Pacing involves breaking bigger activities down into smaller chunks to acheive you goal. The short video below explains how to pace your activities.
Improving existing symptoms
Employing the above management strategies for your existing symptoms should have the net effect of improving your existing symptoms.
Symptoms may also be improved by thinking about lifestyle factors. The key areas where changing lifestyle can be beneficial to joint health are:
stopping smoking, losing weight, and exercising regularly.
Exercising regularly has been shown to have a strong effect on people's self reported ability to function with arthritis.Here are two short videos on why exercise is good for your arthritis and getting going.
Here at the MSK service we run regular exercise groups to help people get going with exercise to improve their osteoarthritis symptoms. If you are interested in attending please discuss an MSK referral with your GP.
If you are overweight, using a calorie controlled diet to try and reduce this has also been shown to reduce arthritis symptoms.
Smoking cessation improves not only joint health but will have a positive impact on almost every system in the body.
To find out more about the positive effect that managing your lifestyle can have on your pain visit our lifestyle page.
Managing flare ups
If you experience a flare of symptoms this is usually linked to an episode of inflammation within the joint. It is therefore usual for a flare up to last between 6 and 12 weeks. If you are struggling with a flare it is worth considering your medication based option for managing this. Your GP may prescribe you a short course of medication to help with the flare up. You should also make sure your following all our advice above with regards symptom management. If you are and you are experiencing a very persistent flare a corticosteroid injection into the joint can be helpful to settle things down. We are happy to see people on a one to one basis for advice during a flare up period. Please discuss an MSK referral with your GP.
Joint replacement for osteoarthritis

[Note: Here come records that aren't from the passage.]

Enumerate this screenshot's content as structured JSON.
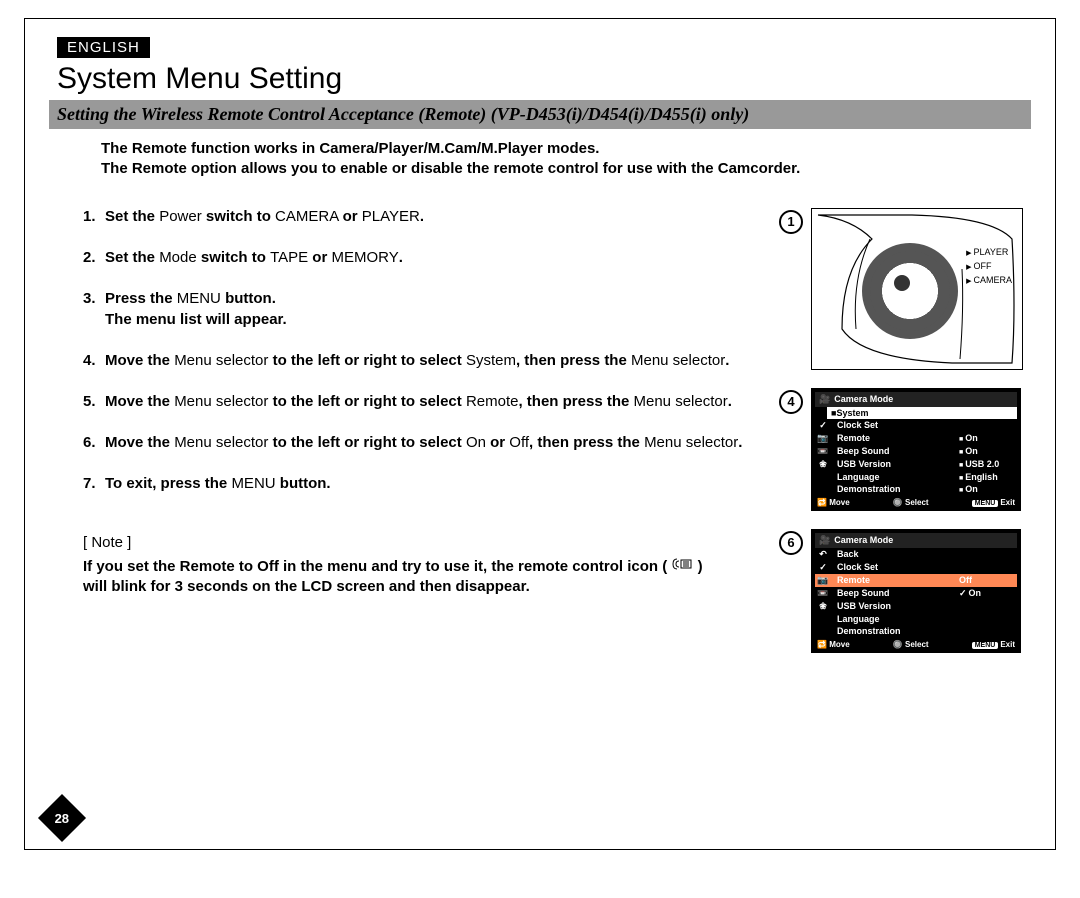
{
  "language_tag": "ENGLISH",
  "page_title": "System Menu Setting",
  "subtitle": "Setting the Wireless Remote Control Acceptance (Remote) (VP-D453(i)/D454(i)/D455(i) only)",
  "intro_lines": [
    "The Remote function works in Camera/Player/M.Cam/M.Player modes.",
    "The Remote option allows you to enable or disable the remote control for use with the Camcorder."
  ],
  "steps": [
    {
      "num": "1.",
      "parts": [
        {
          "b": true,
          "t": "Set the "
        },
        {
          "b": false,
          "t": "Power "
        },
        {
          "b": true,
          "t": "switch to "
        },
        {
          "b": false,
          "t": "CAMERA "
        },
        {
          "b": true,
          "t": "or "
        },
        {
          "b": false,
          "t": "PLAYER"
        },
        {
          "b": true,
          "t": "."
        }
      ]
    },
    {
      "num": "2.",
      "parts": [
        {
          "b": true,
          "t": "Set the "
        },
        {
          "b": false,
          "t": "Mode "
        },
        {
          "b": true,
          "t": "switch to "
        },
        {
          "b": false,
          "t": "TAPE "
        },
        {
          "b": true,
          "t": "or "
        },
        {
          "b": false,
          "t": "MEMORY"
        },
        {
          "b": true,
          "t": "."
        }
      ]
    },
    {
      "num": "3.",
      "parts": [
        {
          "b": true,
          "t": "Press the "
        },
        {
          "b": false,
          "t": "MENU "
        },
        {
          "b": true,
          "t": "button."
        }
      ],
      "extra": "The menu list will appear."
    },
    {
      "num": "4.",
      "parts": [
        {
          "b": true,
          "t": "Move the "
        },
        {
          "b": false,
          "t": "Menu selector "
        },
        {
          "b": true,
          "t": "to the left or right to select "
        },
        {
          "b": false,
          "t": "System"
        },
        {
          "b": true,
          "t": ", then press the "
        },
        {
          "b": false,
          "t": "Menu selector"
        },
        {
          "b": true,
          "t": "."
        }
      ]
    },
    {
      "num": "5.",
      "parts": [
        {
          "b": true,
          "t": "Move the "
        },
        {
          "b": false,
          "t": "Menu selector "
        },
        {
          "b": true,
          "t": "to the left or right to select "
        },
        {
          "b": false,
          "t": "Remote"
        },
        {
          "b": true,
          "t": ", then press the "
        },
        {
          "b": false,
          "t": "Menu selector"
        },
        {
          "b": true,
          "t": "."
        }
      ]
    },
    {
      "num": "6.",
      "parts": [
        {
          "b": true,
          "t": "Move the "
        },
        {
          "b": false,
          "t": "Menu selector "
        },
        {
          "b": true,
          "t": "to the left or right to select "
        },
        {
          "b": false,
          "t": "On "
        },
        {
          "b": true,
          "t": "or "
        },
        {
          "b": false,
          "t": "Off"
        },
        {
          "b": true,
          "t": ", then press the "
        },
        {
          "b": false,
          "t": "Menu selector"
        },
        {
          "b": true,
          "t": "."
        }
      ]
    },
    {
      "num": "7.",
      "parts": [
        {
          "b": true,
          "t": "To exit, press the "
        },
        {
          "b": false,
          "t": "MENU "
        },
        {
          "b": true,
          "t": "button."
        }
      ]
    }
  ],
  "note_label": "[ Note ]",
  "note_line1": "If you set the Remote to Off in the menu and try to use it, the remote control icon (",
  "note_line2": ")",
  "note_line3": "will blink for 3 seconds on the LCD screen and then disappear.",
  "fig1": {
    "num": "1",
    "dial_labels": [
      "PLAYER",
      "OFF",
      "CAMERA"
    ]
  },
  "fig4": {
    "num": "4",
    "title": "Camera Mode",
    "section": "System",
    "rows": [
      {
        "icon": "✓",
        "label": "Clock Set",
        "val": ""
      },
      {
        "icon": "📷",
        "label": "Remote",
        "val": "On",
        "sq": true
      },
      {
        "icon": "📼",
        "label": "Beep Sound",
        "val": "On",
        "sq": true
      },
      {
        "icon": "❀",
        "label": "USB Version",
        "val": "USB 2.0",
        "sq": true
      },
      {
        "icon": "",
        "label": "Language",
        "val": "English",
        "sq": true
      },
      {
        "icon": "",
        "label": "Demonstration",
        "val": "On",
        "sq": true
      }
    ],
    "foot": {
      "move": "Move",
      "select": "Select",
      "exit": "Exit",
      "exit_btn": "MENU"
    }
  },
  "fig6": {
    "num": "6",
    "title": "Camera Mode",
    "back": "Back",
    "rows": [
      {
        "icon": "✓",
        "label": "Clock Set",
        "val": ""
      },
      {
        "icon": "📷",
        "label": "Remote",
        "val": "Off",
        "hl": true
      },
      {
        "icon": "📼",
        "label": "Beep Sound",
        "val": "On",
        "sel": true
      },
      {
        "icon": "❀",
        "label": "USB Version",
        "val": ""
      },
      {
        "icon": "",
        "label": "Language",
        "val": ""
      },
      {
        "icon": "",
        "label": "Demonstration",
        "val": ""
      }
    ],
    "foot": {
      "move": "Move",
      "select": "Select",
      "exit": "Exit",
      "exit_btn": "MENU"
    }
  },
  "page_number": "28"
}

Prior to considering joint replacement surgery it is important that you have tried to optimise the management of your arthritis with none surgical treatment methods. the short video below discusses the importance of this.
Whether to go ahead with a joint replacement is a big decision. The NHS has developed a tool to help you explore the issues around this decision. This can be accessed here:
If you would like to discuss hip replacement with us please discuss an MSK referral with your GP.To fill in an Oxford knee Score to facilitate your assessment click here.
Patient Decision Aids
What are patient decision aids (PDA's)?
PDA's have been specially designed to help you explore all the options around the management of your osteoarthritis. The tools will also help you make decisions by taking into account your thoughts and feelings around the risks and benefits associated with particular treatments.
A downloadable / printable version of the page
A downloadable / printable exercise guide